The Constant Gardener

gardenerI highly recommend The Constant Gardener. It looks glorious and the acting is very fine. The story does have some oddities; evidence the differing response of these New York reviewers.

New Yorker:

A frenzied adaptation of a John le Carré novel, if that is not a contradiction in terms. Ralph Fiennes plays a refined but bumbling British diplomat who arrives in Kenya with his belligerent new wife (Rachel Weisz). Impatient with niceties, she goes after the pharmaceutical giants, who are testing a new drug and covering up the results. When she dies, apparently in an accident, her loving and uncomprehending husband is forced to retrace her steps and rekindle some of her fire. The movie is a curious, roiling mix of genres that stirs marital romance into a heated indictment of a vast, conspiratorial crime. Thriller junkies will find it tempting but fragmentary; how is one supposed to take a car chase that ends with both drivers getting out for a chat? The director is Fernando Meirelles, who has imported the busy style of his last picture, City of God, and given it an extra jolt; the images of Africa, forever in hot pursuit of one another, leave you not so much exhilarated as exhausted, long before the story is done. With Danny Huston and a mischievous Bill Nighy.

New York Times:

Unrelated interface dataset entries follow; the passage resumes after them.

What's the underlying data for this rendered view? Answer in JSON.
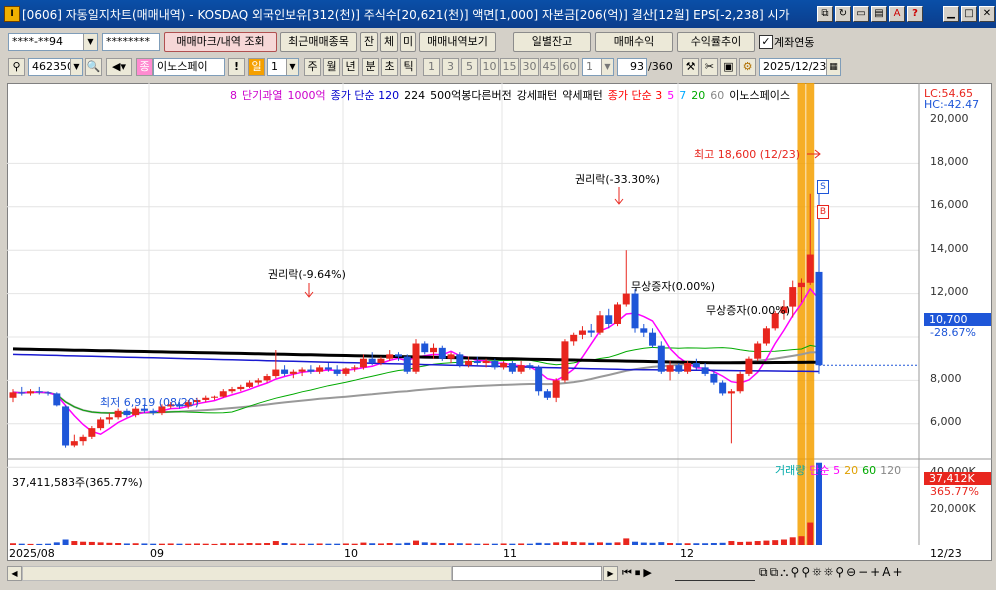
{
  "window": {
    "title": "[0606] 자동일지차트(매매내역) - KOSDAQ 외국인보유[312(천)] 주식수[20,621(천)] 액면[1,000] 자본금[206(억)] 결산[12월] EPS[-2,238] 시가"
  },
  "toolbar1": {
    "account_value": "****-**94",
    "password_value": "********",
    "trade_mark_label": "매매마크/내역 조회",
    "recent_trades_label": "최근매매종목",
    "filter_jan": "잔",
    "filter_che": "체",
    "filter_mi": "미",
    "trade_history_label": "매매내역보기",
    "daily_balance_label": "일별잔고",
    "trade_profit_label": "매매수익",
    "return_trend_label": "수익률추이",
    "account_link_label": "계좌연동"
  },
  "toolbar2": {
    "stock_code": "462350",
    "stock_name": "이노스페이",
    "period_selected": "일",
    "period_value": "1",
    "periods": [
      "주",
      "월",
      "년",
      "분",
      "초",
      "틱"
    ],
    "intervals": [
      "1",
      "3",
      "5",
      "10",
      "15",
      "30",
      "45",
      "60"
    ],
    "interval_value": "1",
    "count_value": "93",
    "count_total": "/360",
    "date_value": "2025/12/23"
  },
  "chart": {
    "legend": [
      {
        "text": "8",
        "color": "#cc00cc"
      },
      {
        "text": "단기과열",
        "color": "#cc00cc"
      },
      {
        "text": "1000억",
        "color": "#cc00cc"
      },
      {
        "text": "종가 단순 120",
        "color": "#0000cc"
      },
      {
        "text": "224",
        "color": "#000000"
      },
      {
        "text": "500억봉다른버전",
        "color": "#000000"
      },
      {
        "text": "강세패턴",
        "color": "#000000"
      },
      {
        "text": "약세패턴",
        "color": "#000000"
      },
      {
        "text": "종가 단순 3",
        "color": "#ff0000"
      },
      {
        "text": "5",
        "color": "#ff00ff"
      },
      {
        "text": "7",
        "color": "#00aaff"
      },
      {
        "text": "20",
        "color": "#00aa00"
      },
      {
        "text": "60",
        "color": "#888888"
      },
      {
        "text": "이노스페이스",
        "color": "#000000"
      }
    ],
    "lc_label": "LC:54.65",
    "hc_label": "HC:-42.47",
    "price_axis": [
      "20,000",
      "18,000",
      "16,000",
      "14,000",
      "12,000",
      "10,000",
      "8,000",
      "6,000"
    ],
    "current_price": "10,700",
    "current_pct": "-28.67%",
    "date_axis": [
      "2025/08",
      "09",
      "10",
      "11",
      "12",
      "12/23"
    ],
    "ann_high": "최고 18,600 (12/23)",
    "ann_rights1": "권리락(-33.30%)",
    "ann_rights2": "권리락(-9.64%)",
    "ann_bonus1": "무상증자(0.00%)",
    "ann_bonus2": "무상증자(0.00%)",
    "ann_low": "최저 6,919 (08/20)",
    "marker_s": "S",
    "marker_b": "B",
    "volume_info": "37,411,583주(365.77%)",
    "volume_legend": [
      {
        "text": "거래량",
        "color": "#00aaaa"
      },
      {
        "text": "단순 5",
        "color": "#ff00ff"
      },
      {
        "text": "20",
        "color": "#e0a000"
      },
      {
        "text": "60",
        "color": "#00aa00"
      },
      {
        "text": "120",
        "color": "#888888"
      }
    ],
    "volume_axis": [
      "40,000K",
      "20,000K"
    ],
    "volume_current": "37,412K",
    "volume_pct": "365.77%"
  },
  "colors": {
    "up": "#e8261e",
    "down": "#1e56d8",
    "ma120": "#1a1ad0",
    "ma224": "#000000",
    "highlight": "#f5a000"
  },
  "candles": [
    [
      9200,
      9600,
      9000,
      9450
    ],
    [
      9450,
      9700,
      9300,
      9400
    ],
    [
      9400,
      9600,
      9300,
      9500
    ],
    [
      9500,
      9700,
      9350,
      9450
    ],
    [
      9450,
      9500,
      9300,
      9400
    ],
    [
      9400,
      9450,
      8800,
      8850
    ],
    [
      8800,
      8850,
      6900,
      7000
    ],
    [
      7000,
      7500,
      6919,
      7200
    ],
    [
      7200,
      7500,
      7000,
      7400
    ],
    [
      7400,
      7900,
      7300,
      7800
    ],
    [
      7800,
      8300,
      7700,
      8200
    ],
    [
      8200,
      8500,
      8000,
      8300
    ],
    [
      8300,
      8700,
      8200,
      8600
    ],
    [
      8600,
      8700,
      8300,
      8400
    ],
    [
      8400,
      8800,
      8300,
      8700
    ],
    [
      8700,
      8900,
      8500,
      8600
    ],
    [
      8600,
      8700,
      8400,
      8500
    ],
    [
      8500,
      8900,
      8400,
      8800
    ],
    [
      8800,
      9000,
      8700,
      8900
    ],
    [
      8900,
      9000,
      8700,
      8800
    ],
    [
      8800,
      9100,
      8700,
      9000
    ],
    [
      9000,
      9200,
      8800,
      9100
    ],
    [
      9100,
      9300,
      9000,
      9200
    ],
    [
      9200,
      9300,
      9100,
      9250
    ],
    [
      9250,
      9600,
      9200,
      9500
    ],
    [
      9500,
      9700,
      9400,
      9600
    ],
    [
      9600,
      9800,
      9500,
      9700
    ],
    [
      9700,
      10000,
      9650,
      9900
    ],
    [
      9900,
      10100,
      9800,
      10000
    ],
    [
      10000,
      10300,
      9900,
      10200
    ],
    [
      10200,
      11400,
      10100,
      10500
    ],
    [
      10500,
      10700,
      10200,
      10300
    ],
    [
      10300,
      10500,
      10100,
      10400
    ],
    [
      10400,
      10600,
      10200,
      10500
    ],
    [
      10500,
      10700,
      10300,
      10400
    ],
    [
      10400,
      10700,
      10300,
      10600
    ],
    [
      10600,
      10800,
      10400,
      10500
    ],
    [
      10500,
      10700,
      10200,
      10300
    ],
    [
      10300,
      10600,
      10200,
      10550
    ],
    [
      10550,
      10700,
      10400,
      10600
    ],
    [
      10600,
      11200,
      10500,
      11000
    ],
    [
      11000,
      11300,
      10700,
      10800
    ],
    [
      10800,
      11100,
      10700,
      11000
    ],
    [
      11000,
      11400,
      10900,
      11200
    ],
    [
      11200,
      11300,
      10900,
      11100
    ],
    [
      11100,
      11200,
      10300,
      10400
    ],
    [
      10400,
      11900,
      10300,
      11700
    ],
    [
      11700,
      11800,
      11200,
      11300
    ],
    [
      11300,
      11700,
      11000,
      11500
    ],
    [
      11500,
      11600,
      10900,
      11000
    ],
    [
      11000,
      11300,
      10800,
      11200
    ],
    [
      11200,
      11300,
      10600,
      10700
    ],
    [
      10700,
      11100,
      10600,
      10900
    ],
    [
      10900,
      11100,
      10700,
      10800
    ],
    [
      10800,
      11000,
      10600,
      10900
    ],
    [
      10900,
      11000,
      10500,
      10600
    ],
    [
      10600,
      10900,
      10500,
      10800
    ],
    [
      10800,
      10900,
      10300,
      10400
    ],
    [
      10400,
      10900,
      10300,
      10700
    ],
    [
      10700,
      10800,
      10500,
      10600
    ],
    [
      10600,
      10700,
      9300,
      9500
    ],
    [
      9500,
      9600,
      9100,
      9200
    ],
    [
      9200,
      10100,
      9000,
      10000
    ],
    [
      10000,
      11900,
      9900,
      11800
    ],
    [
      11800,
      12200,
      11600,
      12100
    ],
    [
      12100,
      12500,
      11900,
      12300
    ],
    [
      12300,
      12600,
      12000,
      12200
    ],
    [
      12200,
      13200,
      12100,
      13000
    ],
    [
      13000,
      13300,
      12400,
      12600
    ],
    [
      12600,
      13600,
      12500,
      13500
    ],
    [
      13500,
      16000,
      13400,
      14000
    ],
    [
      14000,
      14200,
      12200,
      12400
    ],
    [
      12400,
      12600,
      12000,
      12200
    ],
    [
      12200,
      12400,
      11500,
      11600
    ],
    [
      11600,
      11800,
      10300,
      10400
    ],
    [
      10400,
      10900,
      10000,
      10700
    ],
    [
      10700,
      10800,
      10300,
      10400
    ],
    [
      10400,
      10900,
      10300,
      10800
    ],
    [
      10800,
      11000,
      10500,
      10600
    ],
    [
      10600,
      10800,
      10200,
      10300
    ],
    [
      10300,
      10500,
      9800,
      9900
    ],
    [
      9900,
      10000,
      9300,
      9400
    ],
    [
      9400,
      9600,
      7100,
      9500
    ],
    [
      9500,
      10400,
      9400,
      10300
    ],
    [
      10300,
      11100,
      10200,
      11000
    ],
    [
      11000,
      11800,
      10900,
      11700
    ],
    [
      11700,
      12500,
      11600,
      12400
    ],
    [
      12400,
      13200,
      12300,
      13100
    ],
    [
      13100,
      13700,
      12800,
      13400
    ],
    [
      13400,
      14600,
      12900,
      14300
    ],
    [
      14300,
      14700,
      13600,
      14500
    ],
    [
      14500,
      18600,
      14400,
      15800
    ],
    [
      15000,
      18600,
      10300,
      10700
    ]
  ],
  "volumes": [
    0.8,
    0.6,
    0.5,
    0.5,
    0.6,
    1.2,
    2.5,
    1.8,
    1.5,
    1.4,
    1.2,
    1.0,
    0.9,
    0.7,
    0.8,
    0.7,
    0.6,
    0.6,
    0.7,
    0.6,
    0.6,
    0.7,
    0.6,
    0.5,
    0.8,
    0.8,
    0.7,
    0.9,
    0.8,
    0.9,
    1.8,
    0.9,
    0.7,
    0.6,
    0.6,
    0.7,
    0.6,
    0.6,
    0.7,
    0.6,
    1.1,
    0.8,
    0.7,
    0.9,
    0.7,
    1.0,
    2.0,
    1.2,
    1.0,
    0.9,
    0.8,
    0.8,
    0.7,
    0.6,
    0.6,
    0.6,
    0.7,
    0.6,
    0.7,
    0.6,
    1.0,
    0.8,
    1.2,
    1.6,
    1.4,
    1.2,
    1.0,
    1.2,
    1.0,
    1.2,
    3.0,
    1.5,
    1.1,
    1.0,
    1.3,
    0.9,
    0.8,
    0.8,
    0.8,
    0.8,
    0.9,
    1.0,
    1.8,
    1.4,
    1.5,
    1.8,
    2.0,
    2.2,
    2.5,
    3.5,
    4.0,
    10.2,
    37.4
  ]
}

In The Constant Gardener, Fernando Meirelles’s excellent adaptation of John le Carré’s novel, Ralph Fiennes plays Justin Quayle, a British diplomat whose main qualities seem, at least at first, to be diffidence, his interest in gardening and a fumbling, self-effacing kindness. His words half swallowed, his features perpetually tinged with guilt, Justin is temperamentally unsuited to being the hero of a globe-trotting political thriller, which is part of why The Constant Gardener is an unusually satisfying example of the genre. Another reason is that Mr. Meirelles’s film actually bothers to say something about global politics. In pointedly applying President Bush’s phrase “axis of evil” to multinational corporations rather than to rogue states, the movie shows a willingness to risk didacticism in the service of encouraging discussion. This is a supremely well-executed piece of popular entertainment that is likely to linger in your mind and may even trouble your conscience. Which is only proper, since the theme of the film, as of Mr. le Carré’s novel, is the uneasy, divided conscience of the liberal West.